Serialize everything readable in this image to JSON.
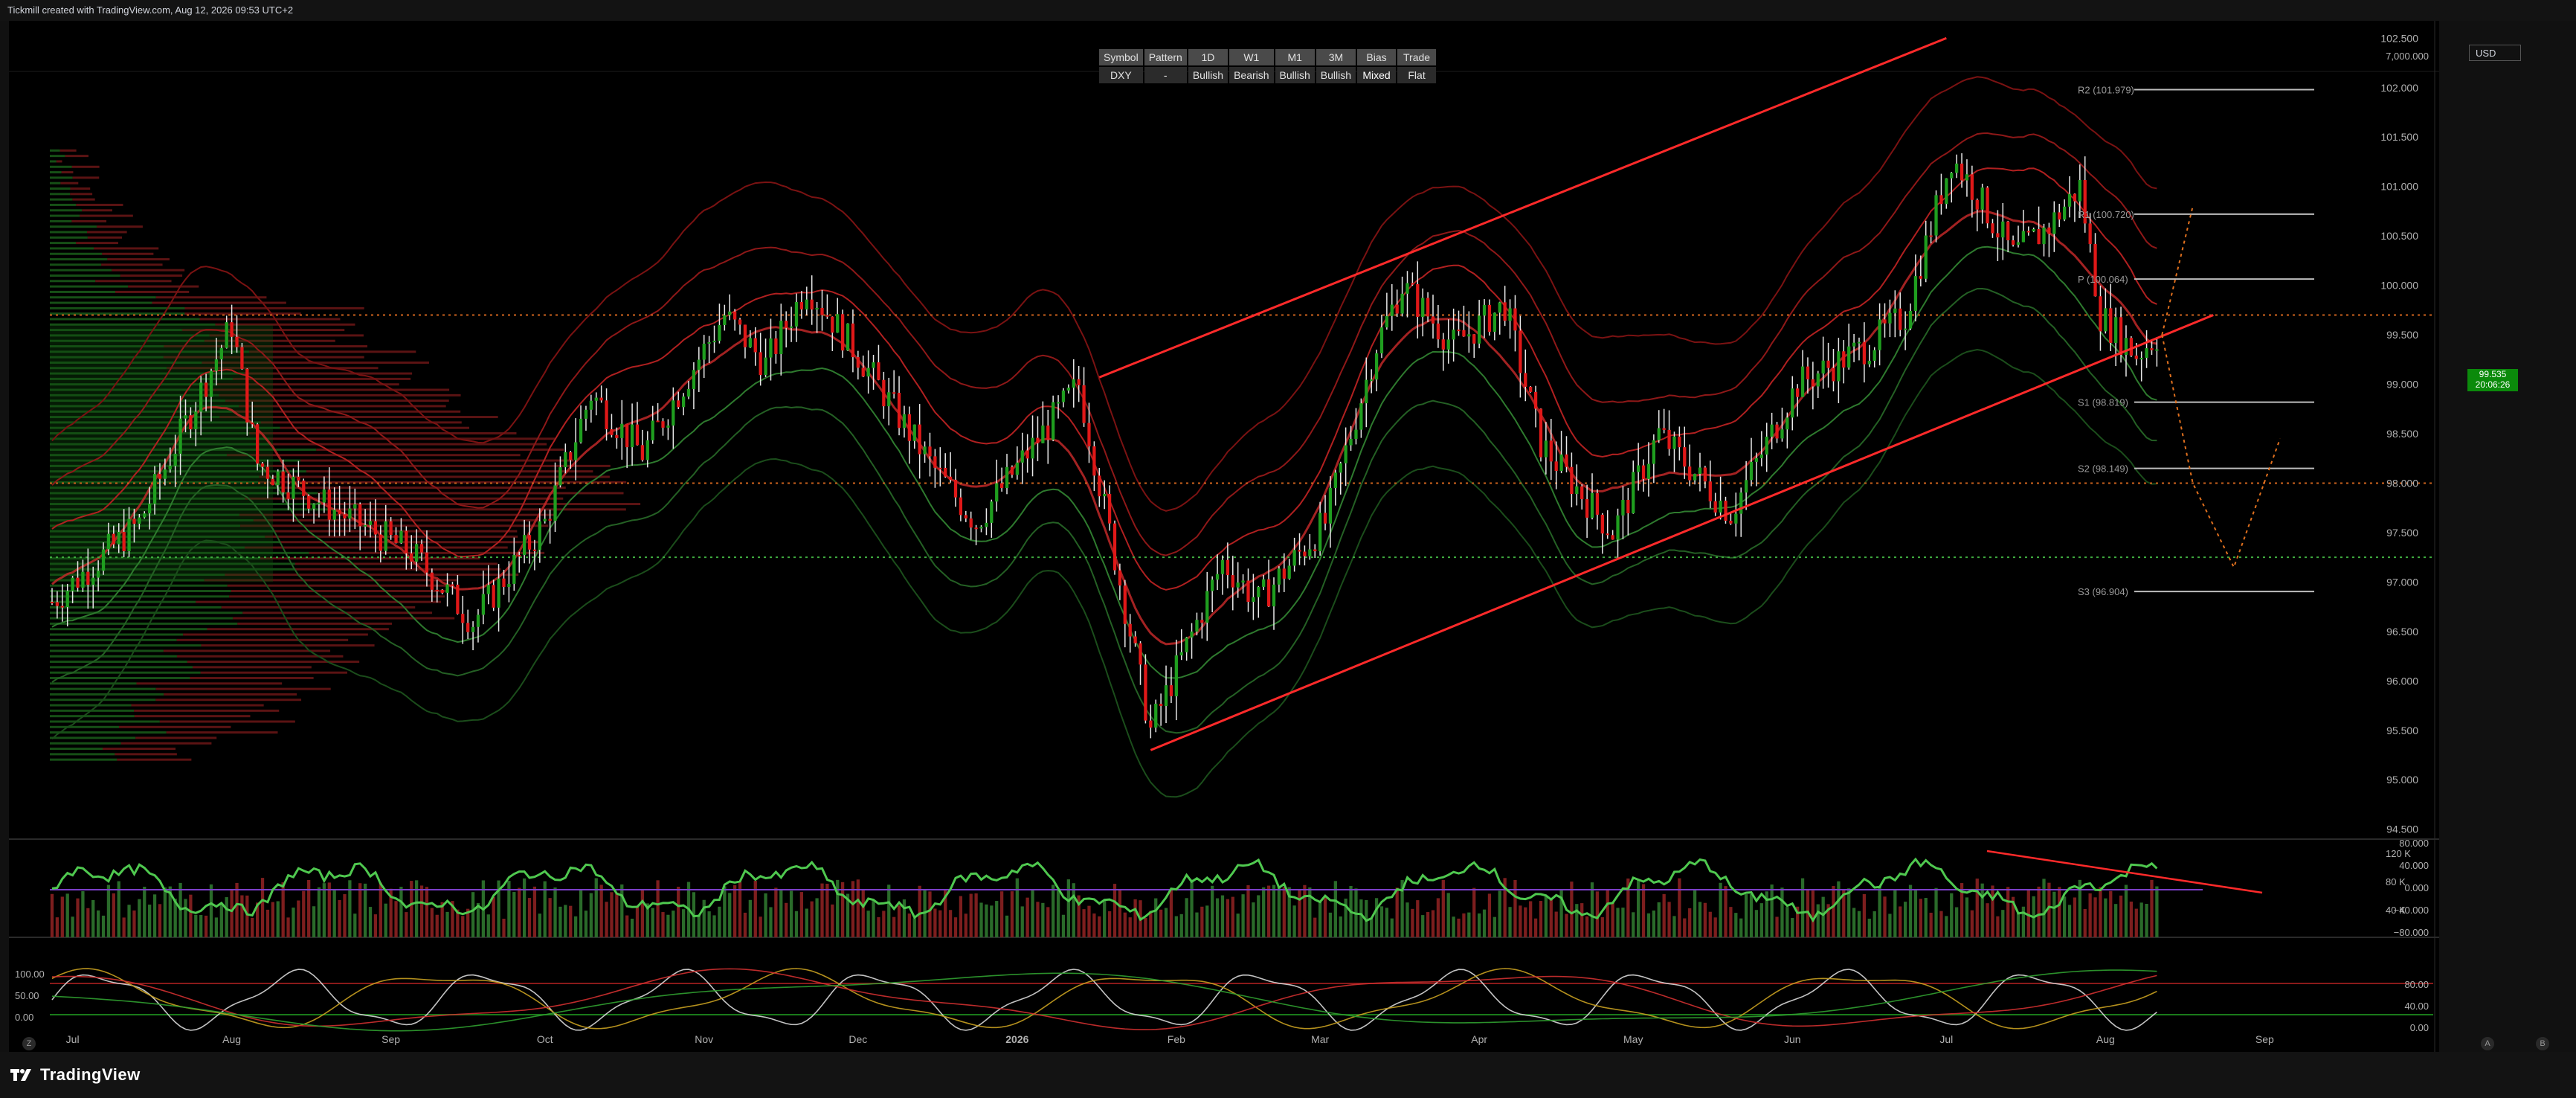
{
  "header": {
    "text": "Tickmill created with TradingView.com, Aug 12, 2026 09:53 UTC+2"
  },
  "table": {
    "headers": [
      "Symbol",
      "Pattern",
      "1D",
      "W1",
      "M1",
      "3M",
      "Bias",
      "Trade"
    ],
    "values": [
      "DXY",
      "-",
      "Bullish",
      "Bearish",
      "Bullish",
      "Bullish",
      "Mixed",
      "Flat"
    ],
    "value_status": [
      "neutral",
      "neutral",
      "bull",
      "bear",
      "bull",
      "bull",
      "mixed",
      "neutral"
    ]
  },
  "price_axis": {
    "currency": "USD",
    "top_label": "7,000.000",
    "ticks": [
      "102.500",
      "102.000",
      "101.500",
      "101.000",
      "100.500",
      "100.000",
      "99.500",
      "99.000",
      "98.500",
      "98.000",
      "97.500",
      "97.000",
      "96.500",
      "96.000",
      "95.500",
      "95.000",
      "94.500"
    ],
    "current_price": "99.535",
    "countdown": "20:06:26"
  },
  "pivots": [
    {
      "label": "R2 (101.979)",
      "value": 101.979
    },
    {
      "label": "R1 (100.720)",
      "value": 100.72
    },
    {
      "label": "P (100.064)",
      "value": 100.064
    },
    {
      "label": "S1 (98.819)",
      "value": 98.819
    },
    {
      "label": "S2 (98.149)",
      "value": 98.149
    },
    {
      "label": "S3 (96.904)",
      "value": 96.904
    }
  ],
  "volume_axis": {
    "ticks": [
      "120 K",
      "80 K",
      "40 K"
    ]
  },
  "rsi_axis": {
    "ticks": [
      "80.000",
      "40.000",
      "0.000",
      "−40.000",
      "−80.000"
    ]
  },
  "stoch_axis": {
    "left_ticks": [
      "100.00",
      "50.00",
      "0.00"
    ],
    "right_ticks": [
      "80.00",
      "40.00",
      "0.00"
    ]
  },
  "time_axis": {
    "labels": [
      "Jul",
      "Aug",
      "Sep",
      "Oct",
      "Nov",
      "Dec",
      "2026",
      "Feb",
      "Mar",
      "Apr",
      "May",
      "Jun",
      "Jul",
      "Aug",
      "Sep"
    ]
  },
  "footer": {
    "brand": "TradingView",
    "z_button": "Z",
    "a_button": "A",
    "b_button": "B"
  },
  "colors": {
    "bull": "#1f9e1f",
    "bear": "#e01818",
    "channel": "#ff2a2a",
    "hline_orange": "#d0641e",
    "hline_green": "#3fae3f",
    "pivot_line": "#9a9a9a",
    "bg": "#000000"
  },
  "chart_data": {
    "type": "candlestick",
    "symbol": "DXY",
    "xlabel": "",
    "ylabel": "",
    "ylim": [
      94.4,
      102.6
    ],
    "last_price": 99.535,
    "close_path": [
      {
        "date": "2025-06-27",
        "close": 96.8
      },
      {
        "date": "2025-07-14",
        "close": 97.6
      },
      {
        "date": "2025-08-01",
        "close": 99.6
      },
      {
        "date": "2025-08-06",
        "close": 98.2
      },
      {
        "date": "2025-08-22",
        "close": 97.7
      },
      {
        "date": "2025-09-05",
        "close": 97.3
      },
      {
        "date": "2025-09-17",
        "close": 96.6
      },
      {
        "date": "2025-10-01",
        "close": 97.6
      },
      {
        "date": "2025-10-10",
        "close": 98.9
      },
      {
        "date": "2025-10-20",
        "close": 98.3
      },
      {
        "date": "2025-11-05",
        "close": 99.7
      },
      {
        "date": "2025-11-13",
        "close": 99.2
      },
      {
        "date": "2025-11-21",
        "close": 100.0
      },
      {
        "date": "2025-12-01",
        "close": 99.3
      },
      {
        "date": "2025-12-15",
        "close": 98.2
      },
      {
        "date": "2025-12-24",
        "close": 97.6
      },
      {
        "date": "2026-01-13",
        "close": 99.0
      },
      {
        "date": "2026-01-27",
        "close": 95.5
      },
      {
        "date": "2026-02-10",
        "close": 97.2
      },
      {
        "date": "2026-02-17",
        "close": 96.8
      },
      {
        "date": "2026-03-02",
        "close": 97.6
      },
      {
        "date": "2026-03-12",
        "close": 99.4
      },
      {
        "date": "2026-03-17",
        "close": 100.0
      },
      {
        "date": "2026-03-27",
        "close": 99.4
      },
      {
        "date": "2026-04-06",
        "close": 99.8
      },
      {
        "date": "2026-04-13",
        "close": 98.4
      },
      {
        "date": "2026-04-27",
        "close": 97.5
      },
      {
        "date": "2026-05-06",
        "close": 98.5
      },
      {
        "date": "2026-05-20",
        "close": 97.7
      },
      {
        "date": "2026-06-02",
        "close": 99.0
      },
      {
        "date": "2026-06-16",
        "close": 99.4
      },
      {
        "date": "2026-06-23",
        "close": 99.7
      },
      {
        "date": "2026-07-02",
        "close": 101.3
      },
      {
        "date": "2026-07-06",
        "close": 101.0
      },
      {
        "date": "2026-07-14",
        "close": 100.3
      },
      {
        "date": "2026-07-21",
        "close": 100.6
      },
      {
        "date": "2026-07-27",
        "close": 101.0
      },
      {
        "date": "2026-07-31",
        "close": 99.7
      },
      {
        "date": "2026-08-07",
        "close": 99.3
      },
      {
        "date": "2026-08-12",
        "close": 99.535
      }
    ],
    "channel": {
      "upper": [
        {
          "date": "2026-01-17",
          "value": 99.07
        },
        {
          "date": "2026-07-01",
          "value": 102.5
        }
      ],
      "lower": [
        {
          "date": "2026-01-27",
          "value": 95.3
        },
        {
          "date": "2026-08-22",
          "value": 99.7
        }
      ]
    },
    "horizontal_levels": [
      {
        "value": 99.7,
        "style": "dotted",
        "color": "orange"
      },
      {
        "value": 98.0,
        "style": "dotted",
        "color": "orange"
      },
      {
        "value": 97.25,
        "style": "dotted",
        "color": "green"
      }
    ],
    "projection": [
      {
        "date": "2026-08-12",
        "value": 99.5
      },
      {
        "date": "2026-08-18",
        "value": 98.0
      },
      {
        "date": "2026-08-26",
        "value": 97.15
      },
      {
        "date": "2026-09-04",
        "value": 98.45
      }
    ]
  }
}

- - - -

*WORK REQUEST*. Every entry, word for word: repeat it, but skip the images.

*TASK SOLUTION*.
Serialize everything readable in this image to JSON.
{
  "header": {
    "text": "Tickmill created with TradingView.com, Aug 12, 2026 09:53 UTC+2"
  },
  "table": {
    "headers": [
      "Symbol",
      "Pattern",
      "1D",
      "W1",
      "M1",
      "3M",
      "Bias",
      "Trade"
    ],
    "values": [
      "DXY",
      "-",
      "Bullish",
      "Bearish",
      "Bullish",
      "Bullish",
      "Mixed",
      "Flat"
    ],
    "value_status": [
      "neutral",
      "neutral",
      "bull",
      "bear",
      "bull",
      "bull",
      "mixed",
      "neutral"
    ]
  },
  "price_axis": {
    "currency": "USD",
    "top_label": "7,000.000",
    "ticks": [
      "102.500",
      "102.000",
      "101.500",
      "101.000",
      "100.500",
      "100.000",
      "99.500",
      "99.000",
      "98.500",
      "98.000",
      "97.500",
      "97.000",
      "96.500",
      "96.000",
      "95.500",
      "95.000",
      "94.500"
    ],
    "current_price": "99.535",
    "countdown": "20:06:26"
  },
  "pivots": [
    {
      "label": "R2 (101.979)",
      "value": 101.979
    },
    {
      "label": "R1 (100.720)",
      "value": 100.72
    },
    {
      "label": "P (100.064)",
      "value": 100.064
    },
    {
      "label": "S1 (98.819)",
      "value": 98.819
    },
    {
      "label": "S2 (98.149)",
      "value": 98.149
    },
    {
      "label": "S3 (96.904)",
      "value": 96.904
    }
  ],
  "volume_axis": {
    "ticks": [
      "120 K",
      "80 K",
      "40 K"
    ]
  },
  "rsi_axis": {
    "ticks": [
      "80.000",
      "40.000",
      "0.000",
      "−40.000",
      "−80.000"
    ]
  },
  "stoch_axis": {
    "left_ticks": [
      "100.00",
      "50.00",
      "0.00"
    ],
    "right_ticks": [
      "80.00",
      "40.00",
      "0.00"
    ]
  },
  "time_axis": {
    "labels": [
      "Jul",
      "Aug",
      "Sep",
      "Oct",
      "Nov",
      "Dec",
      "2026",
      "Feb",
      "Mar",
      "Apr",
      "May",
      "Jun",
      "Jul",
      "Aug",
      "Sep"
    ]
  },
  "footer": {
    "brand": "TradingView",
    "z_button": "Z",
    "a_button": "A",
    "b_button": "B"
  },
  "colors": {
    "bull": "#1f9e1f",
    "bear": "#e01818",
    "channel": "#ff2a2a",
    "hline_orange": "#d0641e",
    "hline_green": "#3fae3f",
    "pivot_line": "#9a9a9a",
    "bg": "#000000"
  },
  "chart_data": {
    "type": "candlestick",
    "symbol": "DXY",
    "xlabel": "",
    "ylabel": "",
    "ylim": [
      94.4,
      102.6
    ],
    "last_price": 99.535,
    "close_path": [
      {
        "date": "2025-06-27",
        "close": 96.8
      },
      {
        "date": "2025-07-14",
        "close": 97.6
      },
      {
        "date": "2025-08-01",
        "close": 99.6
      },
      {
        "date": "2025-08-06",
        "close": 98.2
      },
      {
        "date": "2025-08-22",
        "close": 97.7
      },
      {
        "date": "2025-09-05",
        "close": 97.3
      },
      {
        "date": "2025-09-17",
        "close": 96.6
      },
      {
        "date": "2025-10-01",
        "close": 97.6
      },
      {
        "date": "2025-10-10",
        "close": 98.9
      },
      {
        "date": "2025-10-20",
        "close": 98.3
      },
      {
        "date": "2025-11-05",
        "close": 99.7
      },
      {
        "date": "2025-11-13",
        "close": 99.2
      },
      {
        "date": "2025-11-21",
        "close": 100.0
      },
      {
        "date": "2025-12-01",
        "close": 99.3
      },
      {
        "date": "2025-12-15",
        "close": 98.2
      },
      {
        "date": "2025-12-24",
        "close": 97.6
      },
      {
        "date": "2026-01-13",
        "close": 99.0
      },
      {
        "date": "2026-01-27",
        "close": 95.5
      },
      {
        "date": "2026-02-10",
        "close": 97.2
      },
      {
        "date": "2026-02-17",
        "close": 96.8
      },
      {
        "date": "2026-03-02",
        "close": 97.6
      },
      {
        "date": "2026-03-12",
        "close": 99.4
      },
      {
        "date": "2026-03-17",
        "close": 100.0
      },
      {
        "date": "2026-03-27",
        "close": 99.4
      },
      {
        "date": "2026-04-06",
        "close": 99.8
      },
      {
        "date": "2026-04-13",
        "close": 98.4
      },
      {
        "date": "2026-04-27",
        "close": 97.5
      },
      {
        "date": "2026-05-06",
        "close": 98.5
      },
      {
        "date": "2026-05-20",
        "close": 97.7
      },
      {
        "date": "2026-06-02",
        "close": 99.0
      },
      {
        "date": "2026-06-16",
        "close": 99.4
      },
      {
        "date": "2026-06-23",
        "close": 99.7
      },
      {
        "date": "2026-07-02",
        "close": 101.3
      },
      {
        "date": "2026-07-06",
        "close": 101.0
      },
      {
        "date": "2026-07-14",
        "close": 100.3
      },
      {
        "date": "2026-07-21",
        "close": 100.6
      },
      {
        "date": "2026-07-27",
        "close": 101.0
      },
      {
        "date": "2026-07-31",
        "close": 99.7
      },
      {
        "date": "2026-08-07",
        "close": 99.3
      },
      {
        "date": "2026-08-12",
        "close": 99.535
      }
    ],
    "channel": {
      "upper": [
        {
          "date": "2026-01-17",
          "value": 99.07
        },
        {
          "date": "2026-07-01",
          "value": 102.5
        }
      ],
      "lower": [
        {
          "date": "2026-01-27",
          "value": 95.3
        },
        {
          "date": "2026-08-22",
          "value": 99.7
        }
      ]
    },
    "horizontal_levels": [
      {
        "value": 99.7,
        "style": "dotted",
        "color": "orange"
      },
      {
        "value": 98.0,
        "style": "dotted",
        "color": "orange"
      },
      {
        "value": 97.25,
        "style": "dotted",
        "color": "green"
      }
    ],
    "projection": [
      {
        "date": "2026-08-12",
        "value": 99.5
      },
      {
        "date": "2026-08-18",
        "value": 98.0
      },
      {
        "date": "2026-08-26",
        "value": 97.15
      },
      {
        "date": "2026-09-04",
        "value": 98.45
      }
    ]
  }
}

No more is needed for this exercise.